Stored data
----

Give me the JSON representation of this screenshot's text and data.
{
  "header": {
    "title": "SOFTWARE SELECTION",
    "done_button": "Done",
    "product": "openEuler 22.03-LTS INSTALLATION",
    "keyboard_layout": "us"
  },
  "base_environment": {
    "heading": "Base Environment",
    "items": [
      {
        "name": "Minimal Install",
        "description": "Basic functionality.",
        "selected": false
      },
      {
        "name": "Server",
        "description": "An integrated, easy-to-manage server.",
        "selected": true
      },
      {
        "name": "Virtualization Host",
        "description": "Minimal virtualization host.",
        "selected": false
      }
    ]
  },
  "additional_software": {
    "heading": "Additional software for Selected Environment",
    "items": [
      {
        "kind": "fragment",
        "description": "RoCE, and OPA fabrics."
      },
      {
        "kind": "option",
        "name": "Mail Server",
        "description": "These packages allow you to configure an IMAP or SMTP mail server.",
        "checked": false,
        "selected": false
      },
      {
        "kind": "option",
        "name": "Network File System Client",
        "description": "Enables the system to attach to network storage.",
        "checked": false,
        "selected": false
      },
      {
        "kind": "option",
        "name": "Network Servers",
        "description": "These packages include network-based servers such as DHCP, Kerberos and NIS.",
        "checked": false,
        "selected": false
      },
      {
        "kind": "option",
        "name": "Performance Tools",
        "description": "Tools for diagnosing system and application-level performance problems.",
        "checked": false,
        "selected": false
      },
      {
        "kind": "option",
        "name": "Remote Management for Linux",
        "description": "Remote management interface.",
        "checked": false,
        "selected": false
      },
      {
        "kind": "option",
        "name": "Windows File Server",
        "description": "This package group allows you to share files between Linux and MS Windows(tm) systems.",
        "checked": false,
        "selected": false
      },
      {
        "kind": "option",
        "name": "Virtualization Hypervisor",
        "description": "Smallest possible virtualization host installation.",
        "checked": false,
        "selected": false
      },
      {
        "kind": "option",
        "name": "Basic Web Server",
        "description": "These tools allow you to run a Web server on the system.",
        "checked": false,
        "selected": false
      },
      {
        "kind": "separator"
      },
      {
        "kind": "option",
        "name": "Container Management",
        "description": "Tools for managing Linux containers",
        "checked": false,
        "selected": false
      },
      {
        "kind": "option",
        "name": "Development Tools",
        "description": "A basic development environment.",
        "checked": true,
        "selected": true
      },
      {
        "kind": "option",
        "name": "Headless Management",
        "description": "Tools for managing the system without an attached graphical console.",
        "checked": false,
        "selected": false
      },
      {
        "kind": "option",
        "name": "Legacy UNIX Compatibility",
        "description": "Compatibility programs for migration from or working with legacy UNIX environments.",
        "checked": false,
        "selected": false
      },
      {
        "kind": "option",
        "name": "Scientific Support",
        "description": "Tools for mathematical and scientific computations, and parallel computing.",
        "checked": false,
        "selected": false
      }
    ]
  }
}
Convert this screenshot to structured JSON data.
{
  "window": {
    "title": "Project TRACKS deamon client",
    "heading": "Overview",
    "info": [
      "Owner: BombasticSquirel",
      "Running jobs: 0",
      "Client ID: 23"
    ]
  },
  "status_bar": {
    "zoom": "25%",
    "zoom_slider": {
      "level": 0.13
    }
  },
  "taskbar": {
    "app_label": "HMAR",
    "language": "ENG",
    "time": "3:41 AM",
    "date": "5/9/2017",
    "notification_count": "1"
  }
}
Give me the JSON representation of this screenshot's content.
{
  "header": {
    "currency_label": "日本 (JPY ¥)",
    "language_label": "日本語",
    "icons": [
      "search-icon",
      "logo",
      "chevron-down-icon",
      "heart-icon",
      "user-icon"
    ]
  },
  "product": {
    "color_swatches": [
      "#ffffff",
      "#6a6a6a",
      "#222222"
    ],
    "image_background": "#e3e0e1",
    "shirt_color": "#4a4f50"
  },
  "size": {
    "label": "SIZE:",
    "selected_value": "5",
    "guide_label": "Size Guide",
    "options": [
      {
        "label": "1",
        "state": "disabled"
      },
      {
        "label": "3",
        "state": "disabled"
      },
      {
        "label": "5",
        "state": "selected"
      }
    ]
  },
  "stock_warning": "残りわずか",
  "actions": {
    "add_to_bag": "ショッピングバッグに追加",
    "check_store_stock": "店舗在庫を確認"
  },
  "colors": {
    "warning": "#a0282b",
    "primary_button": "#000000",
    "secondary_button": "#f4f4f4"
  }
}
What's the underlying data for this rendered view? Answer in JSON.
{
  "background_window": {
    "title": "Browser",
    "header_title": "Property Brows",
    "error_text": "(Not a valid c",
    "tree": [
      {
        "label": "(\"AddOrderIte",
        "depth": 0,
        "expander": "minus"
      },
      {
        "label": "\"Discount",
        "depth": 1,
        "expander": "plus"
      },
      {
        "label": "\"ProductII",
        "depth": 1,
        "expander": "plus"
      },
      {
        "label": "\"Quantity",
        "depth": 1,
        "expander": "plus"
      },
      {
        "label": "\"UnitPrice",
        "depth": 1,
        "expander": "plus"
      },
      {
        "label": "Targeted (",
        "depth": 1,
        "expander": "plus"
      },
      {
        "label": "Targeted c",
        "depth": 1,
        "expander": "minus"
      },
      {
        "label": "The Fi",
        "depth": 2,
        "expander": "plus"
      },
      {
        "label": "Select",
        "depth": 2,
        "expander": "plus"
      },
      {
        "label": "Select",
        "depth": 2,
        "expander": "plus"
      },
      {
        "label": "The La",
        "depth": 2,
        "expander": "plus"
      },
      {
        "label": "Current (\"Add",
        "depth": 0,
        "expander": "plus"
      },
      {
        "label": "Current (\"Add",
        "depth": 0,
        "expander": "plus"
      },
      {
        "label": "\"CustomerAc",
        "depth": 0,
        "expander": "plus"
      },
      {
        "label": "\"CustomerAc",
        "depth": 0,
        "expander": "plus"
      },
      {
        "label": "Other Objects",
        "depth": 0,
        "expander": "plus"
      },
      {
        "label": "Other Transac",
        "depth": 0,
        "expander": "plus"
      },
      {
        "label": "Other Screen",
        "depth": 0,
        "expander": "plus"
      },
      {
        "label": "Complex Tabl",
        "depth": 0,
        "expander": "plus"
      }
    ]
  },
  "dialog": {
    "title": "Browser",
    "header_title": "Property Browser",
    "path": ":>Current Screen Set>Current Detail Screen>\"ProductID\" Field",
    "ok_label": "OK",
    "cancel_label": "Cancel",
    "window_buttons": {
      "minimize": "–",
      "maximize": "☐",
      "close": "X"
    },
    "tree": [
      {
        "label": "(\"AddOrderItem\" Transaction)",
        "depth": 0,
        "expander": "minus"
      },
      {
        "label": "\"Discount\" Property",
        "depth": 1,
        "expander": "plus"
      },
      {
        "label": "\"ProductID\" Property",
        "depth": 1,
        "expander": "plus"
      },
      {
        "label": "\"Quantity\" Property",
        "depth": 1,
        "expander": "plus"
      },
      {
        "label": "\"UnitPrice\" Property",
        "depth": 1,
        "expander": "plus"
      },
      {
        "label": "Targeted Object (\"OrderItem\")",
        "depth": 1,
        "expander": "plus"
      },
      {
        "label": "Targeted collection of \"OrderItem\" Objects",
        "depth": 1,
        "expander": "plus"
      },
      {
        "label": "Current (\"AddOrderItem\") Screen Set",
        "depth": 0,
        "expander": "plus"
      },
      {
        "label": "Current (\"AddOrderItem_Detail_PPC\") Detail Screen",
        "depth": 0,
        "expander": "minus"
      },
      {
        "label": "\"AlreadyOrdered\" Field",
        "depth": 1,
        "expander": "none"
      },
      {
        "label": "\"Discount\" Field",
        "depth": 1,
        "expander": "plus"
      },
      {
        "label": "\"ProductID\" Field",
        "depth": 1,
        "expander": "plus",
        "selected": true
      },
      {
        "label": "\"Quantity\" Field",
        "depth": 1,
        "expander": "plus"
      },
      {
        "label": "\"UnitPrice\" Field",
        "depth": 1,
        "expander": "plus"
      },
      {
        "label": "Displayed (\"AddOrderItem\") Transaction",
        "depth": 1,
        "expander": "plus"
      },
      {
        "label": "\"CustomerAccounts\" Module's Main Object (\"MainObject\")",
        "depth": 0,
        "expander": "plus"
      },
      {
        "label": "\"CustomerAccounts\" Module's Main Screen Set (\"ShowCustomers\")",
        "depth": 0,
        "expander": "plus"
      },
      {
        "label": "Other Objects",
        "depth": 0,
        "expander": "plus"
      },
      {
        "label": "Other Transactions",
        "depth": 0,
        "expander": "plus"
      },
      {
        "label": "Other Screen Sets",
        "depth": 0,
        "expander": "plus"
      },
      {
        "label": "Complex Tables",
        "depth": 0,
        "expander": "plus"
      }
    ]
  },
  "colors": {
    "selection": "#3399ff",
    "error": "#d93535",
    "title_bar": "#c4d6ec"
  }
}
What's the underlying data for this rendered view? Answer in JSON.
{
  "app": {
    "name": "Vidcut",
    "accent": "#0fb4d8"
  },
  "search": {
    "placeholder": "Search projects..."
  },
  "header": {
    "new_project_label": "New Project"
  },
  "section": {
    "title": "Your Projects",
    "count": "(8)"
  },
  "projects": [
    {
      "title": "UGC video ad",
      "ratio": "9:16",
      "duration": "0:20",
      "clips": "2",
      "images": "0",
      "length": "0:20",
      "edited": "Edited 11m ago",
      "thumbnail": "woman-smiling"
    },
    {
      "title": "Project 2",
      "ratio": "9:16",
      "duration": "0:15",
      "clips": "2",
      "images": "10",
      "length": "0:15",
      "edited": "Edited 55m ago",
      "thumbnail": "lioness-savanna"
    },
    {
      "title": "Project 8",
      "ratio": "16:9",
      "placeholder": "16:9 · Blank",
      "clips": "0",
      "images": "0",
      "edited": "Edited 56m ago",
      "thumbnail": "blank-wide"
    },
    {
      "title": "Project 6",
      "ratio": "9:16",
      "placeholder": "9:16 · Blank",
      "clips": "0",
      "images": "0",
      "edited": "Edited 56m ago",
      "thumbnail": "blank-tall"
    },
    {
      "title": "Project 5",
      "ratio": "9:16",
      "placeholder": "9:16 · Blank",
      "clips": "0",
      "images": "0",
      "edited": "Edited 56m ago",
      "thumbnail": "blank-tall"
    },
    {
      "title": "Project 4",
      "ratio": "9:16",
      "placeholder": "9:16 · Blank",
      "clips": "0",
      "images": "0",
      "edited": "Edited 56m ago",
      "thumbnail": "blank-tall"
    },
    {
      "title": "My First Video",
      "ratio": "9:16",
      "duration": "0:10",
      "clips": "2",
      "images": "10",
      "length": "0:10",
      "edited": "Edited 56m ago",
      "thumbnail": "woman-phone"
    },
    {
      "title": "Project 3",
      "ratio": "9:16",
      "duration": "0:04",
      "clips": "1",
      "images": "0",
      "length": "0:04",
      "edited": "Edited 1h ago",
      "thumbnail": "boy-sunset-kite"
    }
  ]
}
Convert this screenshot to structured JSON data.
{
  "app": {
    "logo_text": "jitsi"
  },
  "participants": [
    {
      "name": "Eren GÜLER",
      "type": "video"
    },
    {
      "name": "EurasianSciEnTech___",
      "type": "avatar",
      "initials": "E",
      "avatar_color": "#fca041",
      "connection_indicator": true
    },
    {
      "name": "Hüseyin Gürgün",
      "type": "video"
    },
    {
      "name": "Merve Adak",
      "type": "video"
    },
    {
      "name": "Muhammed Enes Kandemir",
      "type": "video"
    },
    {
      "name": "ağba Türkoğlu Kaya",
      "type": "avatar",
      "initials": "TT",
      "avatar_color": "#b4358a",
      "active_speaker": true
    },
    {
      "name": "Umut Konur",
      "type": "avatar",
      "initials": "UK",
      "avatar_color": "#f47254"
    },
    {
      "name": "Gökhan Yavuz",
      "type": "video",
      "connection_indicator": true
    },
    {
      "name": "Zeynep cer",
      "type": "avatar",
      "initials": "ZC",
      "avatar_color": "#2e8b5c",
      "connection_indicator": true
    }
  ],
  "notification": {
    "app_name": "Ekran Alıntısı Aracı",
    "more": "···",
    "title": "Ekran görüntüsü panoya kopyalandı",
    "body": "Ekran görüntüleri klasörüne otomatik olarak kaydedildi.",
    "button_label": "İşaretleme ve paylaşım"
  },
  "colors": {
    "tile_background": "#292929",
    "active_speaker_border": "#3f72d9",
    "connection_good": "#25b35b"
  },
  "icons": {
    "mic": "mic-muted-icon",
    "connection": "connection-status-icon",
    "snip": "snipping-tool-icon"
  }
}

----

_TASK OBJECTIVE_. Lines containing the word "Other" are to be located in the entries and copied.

_RESULT_.
        "label": "Other Objects",
        "label": "Other Transac",
        "label": "Other Screen",
        "label": "Other Objects",
        "label": "Other Transactions",
        "label": "Other Screen Sets",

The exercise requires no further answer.